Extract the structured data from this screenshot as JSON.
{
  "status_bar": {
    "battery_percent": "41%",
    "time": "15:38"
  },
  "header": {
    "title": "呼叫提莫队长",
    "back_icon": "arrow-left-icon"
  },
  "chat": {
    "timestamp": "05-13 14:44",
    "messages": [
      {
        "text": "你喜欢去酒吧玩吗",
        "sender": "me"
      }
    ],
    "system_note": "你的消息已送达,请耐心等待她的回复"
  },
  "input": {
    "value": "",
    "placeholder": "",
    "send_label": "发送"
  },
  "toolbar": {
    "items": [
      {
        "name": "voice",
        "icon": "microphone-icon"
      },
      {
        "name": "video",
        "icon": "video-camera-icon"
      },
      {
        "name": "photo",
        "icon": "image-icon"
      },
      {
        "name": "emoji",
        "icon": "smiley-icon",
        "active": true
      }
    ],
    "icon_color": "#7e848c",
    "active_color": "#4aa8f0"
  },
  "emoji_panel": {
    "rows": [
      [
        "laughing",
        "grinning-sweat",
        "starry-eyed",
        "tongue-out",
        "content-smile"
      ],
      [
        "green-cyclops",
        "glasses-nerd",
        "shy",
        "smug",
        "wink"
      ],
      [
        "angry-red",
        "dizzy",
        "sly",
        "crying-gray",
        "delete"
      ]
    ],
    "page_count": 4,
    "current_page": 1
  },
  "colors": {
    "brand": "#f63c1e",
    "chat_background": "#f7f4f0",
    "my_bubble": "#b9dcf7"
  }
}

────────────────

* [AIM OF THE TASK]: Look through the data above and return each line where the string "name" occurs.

* [RESPONSE AREA]:
        "name": "voice",
        "name": "video",
        "name": "photo",
        "name": "emoji",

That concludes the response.